● Problem statement
The records below are to be returned word for word, with pictures left out.
- Opening Delimiter -
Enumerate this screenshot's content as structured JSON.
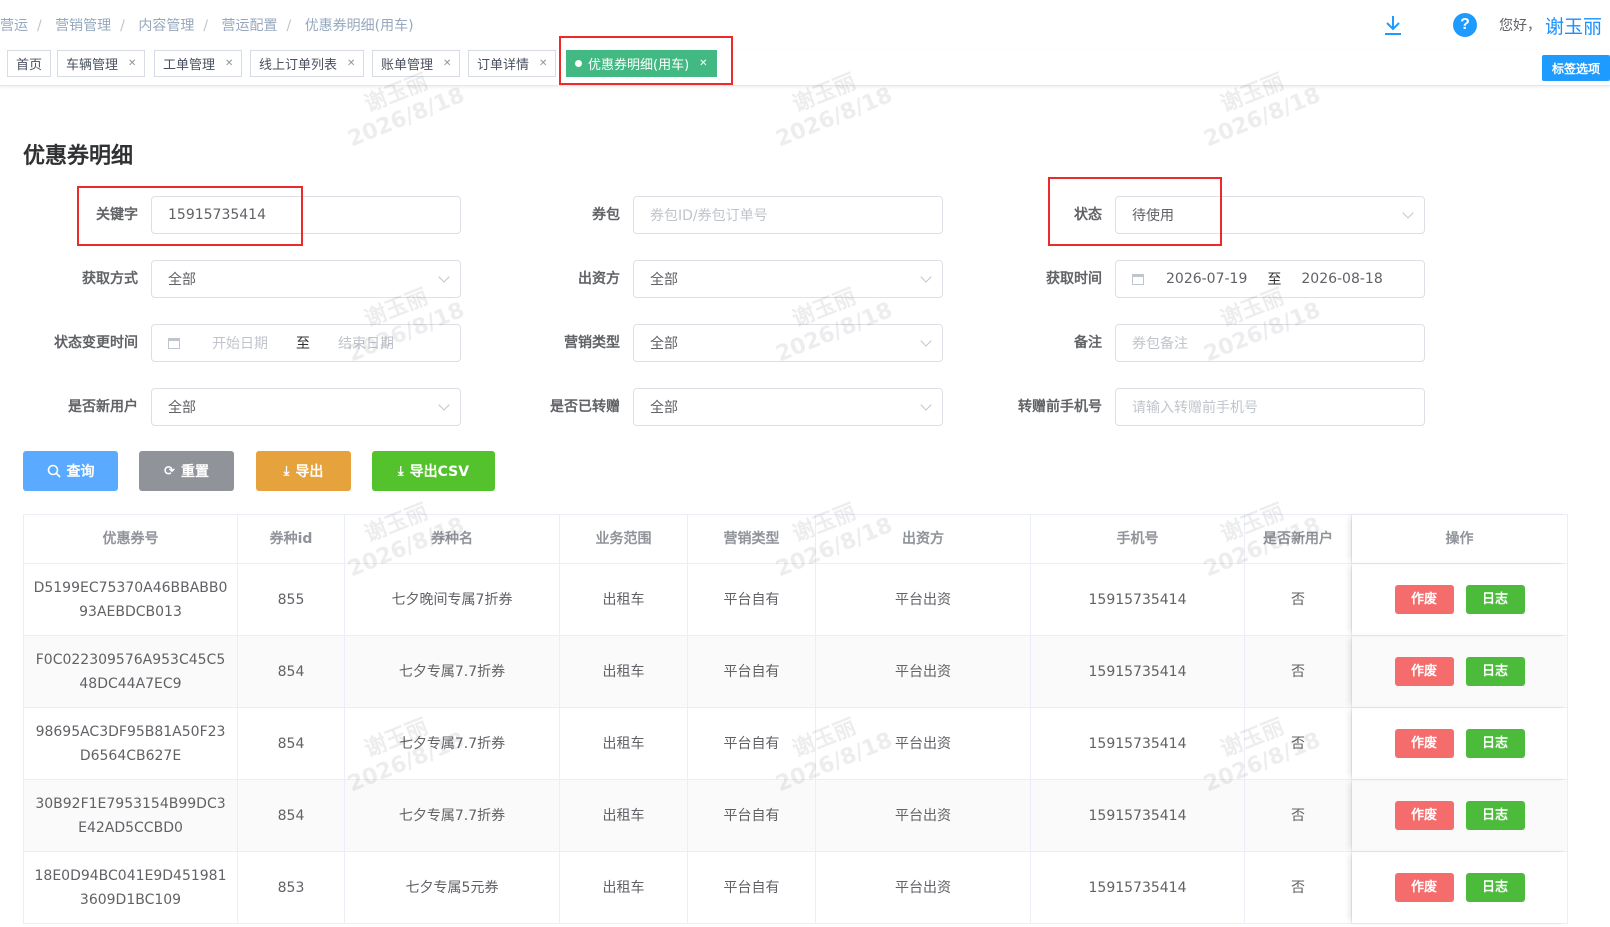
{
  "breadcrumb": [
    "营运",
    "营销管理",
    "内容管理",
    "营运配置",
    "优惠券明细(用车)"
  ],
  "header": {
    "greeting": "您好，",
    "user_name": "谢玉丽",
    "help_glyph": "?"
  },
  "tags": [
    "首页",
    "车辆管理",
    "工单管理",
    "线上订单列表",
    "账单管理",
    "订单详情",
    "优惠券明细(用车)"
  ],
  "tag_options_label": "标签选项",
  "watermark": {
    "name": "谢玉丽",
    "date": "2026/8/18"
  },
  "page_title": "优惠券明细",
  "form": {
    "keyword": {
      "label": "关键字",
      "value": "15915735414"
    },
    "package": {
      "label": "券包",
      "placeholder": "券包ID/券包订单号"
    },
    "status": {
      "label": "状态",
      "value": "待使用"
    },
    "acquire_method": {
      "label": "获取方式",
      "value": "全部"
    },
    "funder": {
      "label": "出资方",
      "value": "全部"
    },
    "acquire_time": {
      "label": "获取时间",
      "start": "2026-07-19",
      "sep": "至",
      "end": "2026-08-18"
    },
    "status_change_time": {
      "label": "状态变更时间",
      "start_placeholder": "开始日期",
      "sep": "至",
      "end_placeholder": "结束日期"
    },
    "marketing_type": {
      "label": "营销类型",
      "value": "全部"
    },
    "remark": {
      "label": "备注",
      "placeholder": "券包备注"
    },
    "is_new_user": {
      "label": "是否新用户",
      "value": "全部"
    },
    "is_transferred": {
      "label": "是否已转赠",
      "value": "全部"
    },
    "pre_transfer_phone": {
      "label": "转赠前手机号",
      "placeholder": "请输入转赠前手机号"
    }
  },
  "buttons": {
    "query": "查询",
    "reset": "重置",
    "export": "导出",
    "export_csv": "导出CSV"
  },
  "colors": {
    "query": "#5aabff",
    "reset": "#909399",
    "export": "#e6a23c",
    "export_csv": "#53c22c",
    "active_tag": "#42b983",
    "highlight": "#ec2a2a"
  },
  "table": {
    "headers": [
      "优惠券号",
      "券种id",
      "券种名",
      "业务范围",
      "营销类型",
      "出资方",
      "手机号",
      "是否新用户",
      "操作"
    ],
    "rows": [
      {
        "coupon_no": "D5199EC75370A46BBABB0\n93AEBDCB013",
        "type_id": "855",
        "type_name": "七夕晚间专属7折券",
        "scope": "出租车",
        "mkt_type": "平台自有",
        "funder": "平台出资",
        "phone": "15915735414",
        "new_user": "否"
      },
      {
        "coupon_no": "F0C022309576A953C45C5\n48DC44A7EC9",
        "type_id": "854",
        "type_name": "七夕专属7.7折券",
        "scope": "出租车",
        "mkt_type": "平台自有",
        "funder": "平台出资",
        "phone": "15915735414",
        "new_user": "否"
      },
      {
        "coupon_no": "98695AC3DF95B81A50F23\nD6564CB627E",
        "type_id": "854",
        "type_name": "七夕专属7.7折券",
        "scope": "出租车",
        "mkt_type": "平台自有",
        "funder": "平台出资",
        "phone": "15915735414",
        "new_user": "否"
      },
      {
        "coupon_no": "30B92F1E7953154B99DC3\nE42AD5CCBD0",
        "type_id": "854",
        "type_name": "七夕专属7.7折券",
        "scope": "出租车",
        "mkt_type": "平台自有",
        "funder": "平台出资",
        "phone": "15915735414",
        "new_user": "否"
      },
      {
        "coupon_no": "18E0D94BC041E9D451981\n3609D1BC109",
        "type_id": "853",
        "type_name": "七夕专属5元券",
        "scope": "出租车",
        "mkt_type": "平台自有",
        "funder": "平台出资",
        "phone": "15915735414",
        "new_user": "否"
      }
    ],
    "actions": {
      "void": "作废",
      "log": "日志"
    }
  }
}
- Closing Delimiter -
● Completed exercise
Enumerate this screenshot's content as structured JSON.
{
  "breadcrumb": [
    "营运",
    "营销管理",
    "内容管理",
    "营运配置",
    "优惠券明细(用车)"
  ],
  "header": {
    "greeting": "您好，",
    "user_name": "谢玉丽",
    "help_glyph": "?"
  },
  "tags": [
    "首页",
    "车辆管理",
    "工单管理",
    "线上订单列表",
    "账单管理",
    "订单详情",
    "优惠券明细(用车)"
  ],
  "tag_options_label": "标签选项",
  "watermark": {
    "name": "谢玉丽",
    "date": "2026/8/18"
  },
  "page_title": "优惠券明细",
  "form": {
    "keyword": {
      "label": "关键字",
      "value": "15915735414"
    },
    "package": {
      "label": "券包",
      "placeholder": "券包ID/券包订单号"
    },
    "status": {
      "label": "状态",
      "value": "待使用"
    },
    "acquire_method": {
      "label": "获取方式",
      "value": "全部"
    },
    "funder": {
      "label": "出资方",
      "value": "全部"
    },
    "acquire_time": {
      "label": "获取时间",
      "start": "2026-07-19",
      "sep": "至",
      "end": "2026-08-18"
    },
    "status_change_time": {
      "label": "状态变更时间",
      "start_placeholder": "开始日期",
      "sep": "至",
      "end_placeholder": "结束日期"
    },
    "marketing_type": {
      "label": "营销类型",
      "value": "全部"
    },
    "remark": {
      "label": "备注",
      "placeholder": "券包备注"
    },
    "is_new_user": {
      "label": "是否新用户",
      "value": "全部"
    },
    "is_transferred": {
      "label": "是否已转赠",
      "value": "全部"
    },
    "pre_transfer_phone": {
      "label": "转赠前手机号",
      "placeholder": "请输入转赠前手机号"
    }
  },
  "buttons": {
    "query": "查询",
    "reset": "重置",
    "export": "导出",
    "export_csv": "导出CSV"
  },
  "colors": {
    "query": "#5aabff",
    "reset": "#909399",
    "export": "#e6a23c",
    "export_csv": "#53c22c",
    "active_tag": "#42b983",
    "highlight": "#ec2a2a"
  },
  "table": {
    "headers": [
      "优惠券号",
      "券种id",
      "券种名",
      "业务范围",
      "营销类型",
      "出资方",
      "手机号",
      "是否新用户",
      "操作"
    ],
    "rows": [
      {
        "coupon_no": "D5199EC75370A46BBABB0\n93AEBDCB013",
        "type_id": "855",
        "type_name": "七夕晚间专属7折券",
        "scope": "出租车",
        "mkt_type": "平台自有",
        "funder": "平台出资",
        "phone": "15915735414",
        "new_user": "否"
      },
      {
        "coupon_no": "F0C022309576A953C45C5\n48DC44A7EC9",
        "type_id": "854",
        "type_name": "七夕专属7.7折券",
        "scope": "出租车",
        "mkt_type": "平台自有",
        "funder": "平台出资",
        "phone": "15915735414",
        "new_user": "否"
      },
      {
        "coupon_no": "98695AC3DF95B81A50F23\nD6564CB627E",
        "type_id": "854",
        "type_name": "七夕专属7.7折券",
        "scope": "出租车",
        "mkt_type": "平台自有",
        "funder": "平台出资",
        "phone": "15915735414",
        "new_user": "否"
      },
      {
        "coupon_no": "30B92F1E7953154B99DC3\nE42AD5CCBD0",
        "type_id": "854",
        "type_name": "七夕专属7.7折券",
        "scope": "出租车",
        "mkt_type": "平台自有",
        "funder": "平台出资",
        "phone": "15915735414",
        "new_user": "否"
      },
      {
        "coupon_no": "18E0D94BC041E9D451981\n3609D1BC109",
        "type_id": "853",
        "type_name": "七夕专属5元券",
        "scope": "出租车",
        "mkt_type": "平台自有",
        "funder": "平台出资",
        "phone": "15915735414",
        "new_user": "否"
      }
    ],
    "actions": {
      "void": "作废",
      "log": "日志"
    }
  }
}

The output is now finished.